ENTRIES SHOWN:
_____
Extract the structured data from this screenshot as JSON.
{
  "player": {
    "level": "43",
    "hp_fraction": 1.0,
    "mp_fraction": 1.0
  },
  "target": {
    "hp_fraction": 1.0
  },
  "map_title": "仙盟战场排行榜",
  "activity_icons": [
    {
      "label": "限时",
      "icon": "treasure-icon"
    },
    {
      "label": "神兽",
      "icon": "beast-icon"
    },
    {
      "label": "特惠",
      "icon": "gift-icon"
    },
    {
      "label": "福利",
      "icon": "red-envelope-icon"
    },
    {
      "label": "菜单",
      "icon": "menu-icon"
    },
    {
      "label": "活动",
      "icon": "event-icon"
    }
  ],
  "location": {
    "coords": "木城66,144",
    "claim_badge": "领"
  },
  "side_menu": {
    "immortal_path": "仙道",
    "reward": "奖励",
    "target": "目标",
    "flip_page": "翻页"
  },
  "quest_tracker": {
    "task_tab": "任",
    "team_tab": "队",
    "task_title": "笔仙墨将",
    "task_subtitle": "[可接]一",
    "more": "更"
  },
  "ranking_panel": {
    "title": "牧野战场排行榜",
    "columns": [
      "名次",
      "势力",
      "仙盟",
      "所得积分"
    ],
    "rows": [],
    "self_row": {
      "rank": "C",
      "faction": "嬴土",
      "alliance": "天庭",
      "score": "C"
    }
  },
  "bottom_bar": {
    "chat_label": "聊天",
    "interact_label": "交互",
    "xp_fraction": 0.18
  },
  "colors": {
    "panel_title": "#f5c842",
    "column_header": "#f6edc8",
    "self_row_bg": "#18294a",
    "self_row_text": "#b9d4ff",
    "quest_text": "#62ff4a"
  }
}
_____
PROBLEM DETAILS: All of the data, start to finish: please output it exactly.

RESULT OF THIS EXERCISE:
Extract the structured data from this screenshot as JSON.
{
  "player": {
    "level": "43",
    "hp_fraction": 1.0,
    "mp_fraction": 1.0
  },
  "target": {
    "hp_fraction": 1.0
  },
  "map_title": "仙盟战场排行榜",
  "activity_icons": [
    {
      "label": "限时",
      "icon": "treasure-icon"
    },
    {
      "label": "神兽",
      "icon": "beast-icon"
    },
    {
      "label": "特惠",
      "icon": "gift-icon"
    },
    {
      "label": "福利",
      "icon": "red-envelope-icon"
    },
    {
      "label": "菜单",
      "icon": "menu-icon"
    },
    {
      "label": "活动",
      "icon": "event-icon"
    }
  ],
  "location": {
    "coords": "木城66,144",
    "claim_badge": "领"
  },
  "side_menu": {
    "immortal_path": "仙道",
    "reward": "奖励",
    "target": "目标",
    "flip_page": "翻页"
  },
  "quest_tracker": {
    "task_tab": "任",
    "team_tab": "队",
    "task_title": "笔仙墨将",
    "task_subtitle": "[可接]一",
    "more": "更"
  },
  "ranking_panel": {
    "title": "牧野战场排行榜",
    "columns": [
      "名次",
      "势力",
      "仙盟",
      "所得积分"
    ],
    "rows": [],
    "self_row": {
      "rank": "C",
      "faction": "嬴土",
      "alliance": "天庭",
      "score": "C"
    }
  },
  "bottom_bar": {
    "chat_label": "聊天",
    "interact_label": "交互",
    "xp_fraction": 0.18
  },
  "colors": {
    "panel_title": "#f5c842",
    "column_header": "#f6edc8",
    "self_row_bg": "#18294a",
    "self_row_text": "#b9d4ff",
    "quest_text": "#62ff4a"
  }
}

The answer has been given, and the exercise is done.